While receiving inpatient treatment, an addict’s one-on-one therapist will also serve as the primary DBT treatment provider. A successful treatment plan achieves five essential functions:

  • Improving patient motivation to change
  • Reducing behaviors conducive to drug abuse
  • Avoiding opportunities and triggers of drug abuse
  • Increasing community reinforcement of healthy behaviors
  • Structuring a healthy home environment

DBT combines a classroom/group environment with individual therapy sessions. These settings work together to help the patient feel more at ease with the treatment process as a whole. DBT provides life skills that help addicts achieve sobriety and get through difficult life moments without reaching for drugs. The concepts and modalities of DBT are also designed to reduce the length and adverse impact of relapses.

Is DBT Right for You?

Targeted dialectical behavior therapy programs work especially well if patients identify with one or more of the following circumstances:

  • Instances of trauma, abuse or loss in life
  • Traditional therapy produced limited success
  • Dual-diagnosis, co-occurring addiction and mental health disorders
  • Suffers from bipolar disorder, an eating disorder, PTSD or borderline personality disorder
  • Struggles with self-injury, self-harm or low self-esteem
  • Child of an alcoholic or drug addict
  • Suffered abuse or trauma as a young person
  • Serious difficulties coping with emotions

What Constitutes Success?

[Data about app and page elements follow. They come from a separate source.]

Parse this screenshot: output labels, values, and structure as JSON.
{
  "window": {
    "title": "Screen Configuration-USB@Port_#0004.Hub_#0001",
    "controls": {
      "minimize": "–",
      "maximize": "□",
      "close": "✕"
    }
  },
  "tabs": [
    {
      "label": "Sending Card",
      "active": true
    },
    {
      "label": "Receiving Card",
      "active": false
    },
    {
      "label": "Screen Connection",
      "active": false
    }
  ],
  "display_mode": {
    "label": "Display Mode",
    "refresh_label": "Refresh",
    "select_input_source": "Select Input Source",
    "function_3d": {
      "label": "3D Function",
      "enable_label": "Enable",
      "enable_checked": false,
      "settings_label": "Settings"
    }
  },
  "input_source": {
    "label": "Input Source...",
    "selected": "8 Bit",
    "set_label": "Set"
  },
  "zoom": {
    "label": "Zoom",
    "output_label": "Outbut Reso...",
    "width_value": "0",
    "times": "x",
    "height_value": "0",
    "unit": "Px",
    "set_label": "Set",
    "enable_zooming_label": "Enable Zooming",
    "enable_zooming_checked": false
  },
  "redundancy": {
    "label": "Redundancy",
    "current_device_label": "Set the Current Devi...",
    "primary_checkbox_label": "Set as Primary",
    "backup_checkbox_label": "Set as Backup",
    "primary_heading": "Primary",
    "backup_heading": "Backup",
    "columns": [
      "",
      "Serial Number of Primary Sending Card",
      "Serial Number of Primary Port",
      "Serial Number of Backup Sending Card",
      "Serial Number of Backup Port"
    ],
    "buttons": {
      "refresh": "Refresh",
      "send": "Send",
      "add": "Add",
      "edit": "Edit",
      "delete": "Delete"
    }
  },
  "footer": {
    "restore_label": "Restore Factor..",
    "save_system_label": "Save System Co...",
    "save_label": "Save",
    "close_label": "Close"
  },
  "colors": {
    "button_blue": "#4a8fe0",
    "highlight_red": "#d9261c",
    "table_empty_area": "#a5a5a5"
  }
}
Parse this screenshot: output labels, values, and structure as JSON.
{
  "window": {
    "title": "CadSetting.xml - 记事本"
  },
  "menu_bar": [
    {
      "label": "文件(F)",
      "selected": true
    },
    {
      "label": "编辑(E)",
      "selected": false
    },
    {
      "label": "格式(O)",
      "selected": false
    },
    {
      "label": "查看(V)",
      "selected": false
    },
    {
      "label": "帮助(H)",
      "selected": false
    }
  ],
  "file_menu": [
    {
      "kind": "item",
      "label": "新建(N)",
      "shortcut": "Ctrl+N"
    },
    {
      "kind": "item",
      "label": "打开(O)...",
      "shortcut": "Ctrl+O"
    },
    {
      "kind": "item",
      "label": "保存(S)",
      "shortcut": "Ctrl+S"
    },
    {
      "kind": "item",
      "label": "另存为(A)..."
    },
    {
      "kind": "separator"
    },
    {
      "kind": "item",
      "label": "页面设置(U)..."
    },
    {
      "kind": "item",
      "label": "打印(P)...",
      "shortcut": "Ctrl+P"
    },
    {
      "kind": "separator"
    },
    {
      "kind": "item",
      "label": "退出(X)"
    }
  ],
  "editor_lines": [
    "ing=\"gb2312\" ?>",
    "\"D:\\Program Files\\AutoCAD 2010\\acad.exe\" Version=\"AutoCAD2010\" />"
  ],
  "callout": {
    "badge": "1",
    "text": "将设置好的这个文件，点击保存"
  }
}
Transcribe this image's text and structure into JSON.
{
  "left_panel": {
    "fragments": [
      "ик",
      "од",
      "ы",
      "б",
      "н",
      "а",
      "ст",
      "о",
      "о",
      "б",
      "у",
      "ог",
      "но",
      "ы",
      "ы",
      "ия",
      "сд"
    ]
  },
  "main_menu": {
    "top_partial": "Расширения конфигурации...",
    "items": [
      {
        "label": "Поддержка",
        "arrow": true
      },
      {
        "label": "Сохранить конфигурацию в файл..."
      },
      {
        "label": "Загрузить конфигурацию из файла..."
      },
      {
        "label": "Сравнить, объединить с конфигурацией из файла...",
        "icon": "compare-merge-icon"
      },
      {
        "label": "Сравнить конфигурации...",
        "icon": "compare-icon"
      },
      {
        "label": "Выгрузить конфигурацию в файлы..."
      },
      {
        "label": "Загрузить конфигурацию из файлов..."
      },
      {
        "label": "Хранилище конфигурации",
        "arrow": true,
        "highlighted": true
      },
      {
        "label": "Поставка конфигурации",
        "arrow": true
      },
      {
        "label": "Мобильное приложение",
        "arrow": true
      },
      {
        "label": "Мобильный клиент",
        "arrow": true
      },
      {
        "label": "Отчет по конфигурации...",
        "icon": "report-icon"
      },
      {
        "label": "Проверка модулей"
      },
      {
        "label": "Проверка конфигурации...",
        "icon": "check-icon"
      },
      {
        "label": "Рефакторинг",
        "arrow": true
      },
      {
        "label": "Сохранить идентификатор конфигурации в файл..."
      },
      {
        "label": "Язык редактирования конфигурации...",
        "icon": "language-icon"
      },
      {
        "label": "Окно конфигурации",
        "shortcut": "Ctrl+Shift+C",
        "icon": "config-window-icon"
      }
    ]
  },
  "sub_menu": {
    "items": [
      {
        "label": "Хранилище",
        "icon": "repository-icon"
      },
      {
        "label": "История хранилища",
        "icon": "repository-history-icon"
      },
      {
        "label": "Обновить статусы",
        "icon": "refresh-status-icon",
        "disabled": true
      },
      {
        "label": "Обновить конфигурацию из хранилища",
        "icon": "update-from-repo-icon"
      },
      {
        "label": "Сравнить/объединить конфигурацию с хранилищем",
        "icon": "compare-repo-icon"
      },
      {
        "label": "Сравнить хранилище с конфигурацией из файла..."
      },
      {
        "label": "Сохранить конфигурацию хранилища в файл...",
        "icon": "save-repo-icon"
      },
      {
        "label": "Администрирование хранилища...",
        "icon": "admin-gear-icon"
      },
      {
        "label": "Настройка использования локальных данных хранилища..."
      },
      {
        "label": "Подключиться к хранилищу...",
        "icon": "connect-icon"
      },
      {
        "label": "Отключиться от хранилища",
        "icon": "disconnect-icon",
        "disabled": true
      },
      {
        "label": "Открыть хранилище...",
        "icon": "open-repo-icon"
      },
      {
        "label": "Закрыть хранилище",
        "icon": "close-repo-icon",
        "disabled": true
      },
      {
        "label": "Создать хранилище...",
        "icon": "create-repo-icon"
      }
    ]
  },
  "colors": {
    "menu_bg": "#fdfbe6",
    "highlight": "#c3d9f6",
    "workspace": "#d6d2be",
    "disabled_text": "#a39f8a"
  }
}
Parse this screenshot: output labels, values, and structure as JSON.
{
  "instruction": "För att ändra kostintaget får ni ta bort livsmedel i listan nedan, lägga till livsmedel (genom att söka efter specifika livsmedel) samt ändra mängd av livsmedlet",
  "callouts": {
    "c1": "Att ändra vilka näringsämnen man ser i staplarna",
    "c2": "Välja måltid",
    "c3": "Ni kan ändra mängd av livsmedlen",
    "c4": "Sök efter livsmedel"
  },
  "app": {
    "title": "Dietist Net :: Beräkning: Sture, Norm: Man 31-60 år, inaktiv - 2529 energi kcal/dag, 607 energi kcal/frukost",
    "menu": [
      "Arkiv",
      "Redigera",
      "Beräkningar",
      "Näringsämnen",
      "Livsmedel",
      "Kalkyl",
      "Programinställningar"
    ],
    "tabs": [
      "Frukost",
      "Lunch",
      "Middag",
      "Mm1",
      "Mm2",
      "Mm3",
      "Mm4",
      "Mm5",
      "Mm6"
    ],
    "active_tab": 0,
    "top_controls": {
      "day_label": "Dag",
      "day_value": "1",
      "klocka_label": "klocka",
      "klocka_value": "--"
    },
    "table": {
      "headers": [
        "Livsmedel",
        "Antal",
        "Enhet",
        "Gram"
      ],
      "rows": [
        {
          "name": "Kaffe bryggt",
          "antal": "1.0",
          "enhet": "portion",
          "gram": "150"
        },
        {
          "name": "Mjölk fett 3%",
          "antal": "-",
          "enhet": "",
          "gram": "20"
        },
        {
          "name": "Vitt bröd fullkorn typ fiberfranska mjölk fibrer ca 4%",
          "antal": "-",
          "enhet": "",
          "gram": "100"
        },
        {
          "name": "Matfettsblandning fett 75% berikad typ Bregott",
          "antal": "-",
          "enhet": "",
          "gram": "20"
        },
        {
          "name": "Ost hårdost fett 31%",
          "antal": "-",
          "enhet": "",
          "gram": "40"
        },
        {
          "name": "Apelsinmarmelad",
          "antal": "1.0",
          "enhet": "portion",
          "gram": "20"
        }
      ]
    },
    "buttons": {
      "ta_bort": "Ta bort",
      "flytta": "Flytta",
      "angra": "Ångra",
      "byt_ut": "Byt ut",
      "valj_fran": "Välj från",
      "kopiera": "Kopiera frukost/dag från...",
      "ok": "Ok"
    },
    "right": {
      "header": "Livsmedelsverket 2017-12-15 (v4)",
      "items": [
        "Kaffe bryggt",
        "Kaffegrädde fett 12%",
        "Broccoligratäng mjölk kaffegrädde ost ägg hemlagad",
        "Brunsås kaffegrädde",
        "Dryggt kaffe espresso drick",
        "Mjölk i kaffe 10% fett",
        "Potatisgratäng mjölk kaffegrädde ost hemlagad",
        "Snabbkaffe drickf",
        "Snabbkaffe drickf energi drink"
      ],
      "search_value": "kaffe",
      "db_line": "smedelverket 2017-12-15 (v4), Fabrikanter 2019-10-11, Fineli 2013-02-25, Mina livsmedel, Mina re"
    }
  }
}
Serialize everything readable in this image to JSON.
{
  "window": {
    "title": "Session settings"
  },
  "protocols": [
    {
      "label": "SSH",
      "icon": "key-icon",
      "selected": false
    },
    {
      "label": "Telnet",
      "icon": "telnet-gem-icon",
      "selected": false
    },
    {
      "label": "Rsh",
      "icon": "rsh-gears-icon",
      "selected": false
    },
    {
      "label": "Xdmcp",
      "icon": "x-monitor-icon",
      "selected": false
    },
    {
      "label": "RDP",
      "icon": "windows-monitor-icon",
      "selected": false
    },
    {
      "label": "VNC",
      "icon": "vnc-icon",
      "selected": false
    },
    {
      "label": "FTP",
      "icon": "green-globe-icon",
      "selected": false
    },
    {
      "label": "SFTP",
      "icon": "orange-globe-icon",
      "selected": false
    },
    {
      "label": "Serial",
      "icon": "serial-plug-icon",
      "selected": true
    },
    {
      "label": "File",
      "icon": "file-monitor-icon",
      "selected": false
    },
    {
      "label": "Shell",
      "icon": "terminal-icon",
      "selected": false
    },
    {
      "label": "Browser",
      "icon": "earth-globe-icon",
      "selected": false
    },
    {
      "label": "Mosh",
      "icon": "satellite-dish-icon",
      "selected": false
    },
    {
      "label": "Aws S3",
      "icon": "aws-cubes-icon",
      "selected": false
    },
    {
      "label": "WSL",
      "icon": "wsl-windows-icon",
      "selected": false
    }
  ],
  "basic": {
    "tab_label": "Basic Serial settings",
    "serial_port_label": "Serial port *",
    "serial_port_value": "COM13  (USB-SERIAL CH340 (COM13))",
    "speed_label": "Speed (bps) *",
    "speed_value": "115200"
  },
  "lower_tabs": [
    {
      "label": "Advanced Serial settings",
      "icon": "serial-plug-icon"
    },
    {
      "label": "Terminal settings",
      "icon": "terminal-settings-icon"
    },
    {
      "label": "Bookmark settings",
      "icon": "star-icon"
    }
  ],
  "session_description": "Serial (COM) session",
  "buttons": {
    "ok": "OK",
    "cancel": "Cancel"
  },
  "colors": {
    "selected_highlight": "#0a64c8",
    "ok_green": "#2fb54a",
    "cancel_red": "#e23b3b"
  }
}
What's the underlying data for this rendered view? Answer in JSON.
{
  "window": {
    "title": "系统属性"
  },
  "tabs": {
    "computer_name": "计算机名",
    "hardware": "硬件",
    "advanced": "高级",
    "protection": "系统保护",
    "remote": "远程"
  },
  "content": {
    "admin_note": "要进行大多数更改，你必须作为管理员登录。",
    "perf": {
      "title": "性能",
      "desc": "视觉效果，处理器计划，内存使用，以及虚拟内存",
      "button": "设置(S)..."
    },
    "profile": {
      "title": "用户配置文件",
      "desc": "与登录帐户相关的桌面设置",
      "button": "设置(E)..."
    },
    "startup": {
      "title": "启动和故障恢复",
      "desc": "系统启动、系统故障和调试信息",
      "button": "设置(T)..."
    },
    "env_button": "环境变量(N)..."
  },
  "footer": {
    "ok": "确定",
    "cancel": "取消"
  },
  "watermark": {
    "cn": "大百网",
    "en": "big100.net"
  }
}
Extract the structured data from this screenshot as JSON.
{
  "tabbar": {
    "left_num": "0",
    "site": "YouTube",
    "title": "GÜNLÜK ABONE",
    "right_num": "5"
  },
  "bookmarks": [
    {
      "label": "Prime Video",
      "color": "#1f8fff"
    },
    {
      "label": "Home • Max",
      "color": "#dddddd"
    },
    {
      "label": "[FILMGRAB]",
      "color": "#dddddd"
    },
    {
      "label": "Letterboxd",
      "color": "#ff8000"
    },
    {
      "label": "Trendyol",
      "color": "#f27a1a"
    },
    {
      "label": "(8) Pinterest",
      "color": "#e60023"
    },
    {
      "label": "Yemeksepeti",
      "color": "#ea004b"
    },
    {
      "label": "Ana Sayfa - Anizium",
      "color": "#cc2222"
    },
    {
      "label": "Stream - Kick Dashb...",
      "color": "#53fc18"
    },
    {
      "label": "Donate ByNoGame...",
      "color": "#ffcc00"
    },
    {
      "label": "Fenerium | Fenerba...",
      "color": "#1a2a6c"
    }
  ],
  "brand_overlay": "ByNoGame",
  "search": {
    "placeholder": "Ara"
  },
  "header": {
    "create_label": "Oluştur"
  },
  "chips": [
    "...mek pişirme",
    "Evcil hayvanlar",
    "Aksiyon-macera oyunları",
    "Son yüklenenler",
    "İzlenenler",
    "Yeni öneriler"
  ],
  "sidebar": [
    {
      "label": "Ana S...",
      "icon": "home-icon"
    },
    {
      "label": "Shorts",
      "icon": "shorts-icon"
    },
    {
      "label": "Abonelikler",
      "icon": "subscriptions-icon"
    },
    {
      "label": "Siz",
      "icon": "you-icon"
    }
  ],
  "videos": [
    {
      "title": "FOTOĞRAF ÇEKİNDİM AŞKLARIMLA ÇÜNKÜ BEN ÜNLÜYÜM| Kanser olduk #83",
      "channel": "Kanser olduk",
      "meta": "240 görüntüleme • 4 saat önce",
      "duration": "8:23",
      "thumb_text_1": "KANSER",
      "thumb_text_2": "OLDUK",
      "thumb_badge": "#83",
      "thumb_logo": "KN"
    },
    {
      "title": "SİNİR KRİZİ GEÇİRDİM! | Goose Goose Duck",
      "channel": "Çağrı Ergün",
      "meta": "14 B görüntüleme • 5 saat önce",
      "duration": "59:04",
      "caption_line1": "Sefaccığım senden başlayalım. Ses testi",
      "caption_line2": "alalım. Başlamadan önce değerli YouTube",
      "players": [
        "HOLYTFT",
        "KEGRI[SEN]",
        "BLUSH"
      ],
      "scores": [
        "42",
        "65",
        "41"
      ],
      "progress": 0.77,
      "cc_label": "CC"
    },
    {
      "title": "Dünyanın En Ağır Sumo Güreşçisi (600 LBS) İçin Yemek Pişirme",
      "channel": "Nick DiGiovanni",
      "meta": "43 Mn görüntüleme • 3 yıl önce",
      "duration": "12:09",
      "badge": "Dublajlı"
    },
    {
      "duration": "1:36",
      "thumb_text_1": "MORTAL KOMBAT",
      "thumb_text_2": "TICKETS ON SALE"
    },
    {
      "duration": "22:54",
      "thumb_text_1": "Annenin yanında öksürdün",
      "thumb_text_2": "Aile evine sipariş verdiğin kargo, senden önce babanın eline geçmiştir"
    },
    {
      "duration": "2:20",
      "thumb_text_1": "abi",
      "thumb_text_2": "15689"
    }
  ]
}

When dialectical behavior therapy is successful, an addict learns to envision, articulate, pursue, and sustain a unique set of goals that are independent of his or her past out-of-control behaviors related to substance abuse. In short, DBT supports sobriety and abstinence by promoting and empowering an addict to make positive changes.

Related: Cue Exposure Therapy – What the Future Holds